(Element data from apps and pages)

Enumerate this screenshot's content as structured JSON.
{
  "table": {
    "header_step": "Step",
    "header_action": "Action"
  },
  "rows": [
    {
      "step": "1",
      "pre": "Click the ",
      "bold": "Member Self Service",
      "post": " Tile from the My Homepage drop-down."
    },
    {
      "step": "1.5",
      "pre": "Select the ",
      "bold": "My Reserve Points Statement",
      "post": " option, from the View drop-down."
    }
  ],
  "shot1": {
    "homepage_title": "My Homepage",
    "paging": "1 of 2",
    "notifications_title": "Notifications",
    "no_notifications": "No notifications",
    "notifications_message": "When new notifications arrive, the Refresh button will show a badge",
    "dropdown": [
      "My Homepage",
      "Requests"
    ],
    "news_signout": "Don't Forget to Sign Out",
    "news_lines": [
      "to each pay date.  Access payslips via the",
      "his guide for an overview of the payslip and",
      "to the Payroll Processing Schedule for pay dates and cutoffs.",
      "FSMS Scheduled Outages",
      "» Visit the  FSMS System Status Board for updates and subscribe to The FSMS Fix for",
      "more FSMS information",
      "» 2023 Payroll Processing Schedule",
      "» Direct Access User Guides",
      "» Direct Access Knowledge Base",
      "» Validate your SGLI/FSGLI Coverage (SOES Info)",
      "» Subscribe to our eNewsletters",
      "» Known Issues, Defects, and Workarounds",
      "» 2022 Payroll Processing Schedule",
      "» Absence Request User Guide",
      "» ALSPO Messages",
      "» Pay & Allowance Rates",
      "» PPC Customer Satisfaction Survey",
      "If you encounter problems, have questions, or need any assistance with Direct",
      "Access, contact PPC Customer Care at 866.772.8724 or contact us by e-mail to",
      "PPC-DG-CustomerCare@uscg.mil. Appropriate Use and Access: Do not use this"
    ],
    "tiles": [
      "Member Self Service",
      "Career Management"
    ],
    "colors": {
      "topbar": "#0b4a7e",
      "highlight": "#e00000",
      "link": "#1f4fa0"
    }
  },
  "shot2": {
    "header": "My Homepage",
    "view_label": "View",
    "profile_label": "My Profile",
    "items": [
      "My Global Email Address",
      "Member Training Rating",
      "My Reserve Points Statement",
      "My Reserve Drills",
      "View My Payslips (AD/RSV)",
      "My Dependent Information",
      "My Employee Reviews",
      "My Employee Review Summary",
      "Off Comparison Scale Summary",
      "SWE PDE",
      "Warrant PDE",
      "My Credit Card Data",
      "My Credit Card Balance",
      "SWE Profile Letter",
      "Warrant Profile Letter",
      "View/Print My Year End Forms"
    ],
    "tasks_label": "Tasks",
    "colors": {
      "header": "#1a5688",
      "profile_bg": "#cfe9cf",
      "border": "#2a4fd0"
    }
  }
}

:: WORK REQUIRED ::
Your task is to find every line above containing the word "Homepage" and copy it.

:: FINAL ANSWER ::
      "post": " Tile from the My Homepage drop-down."
    "homepage_title": "My Homepage",
      "My Homepage",
    "header": "My Homepage",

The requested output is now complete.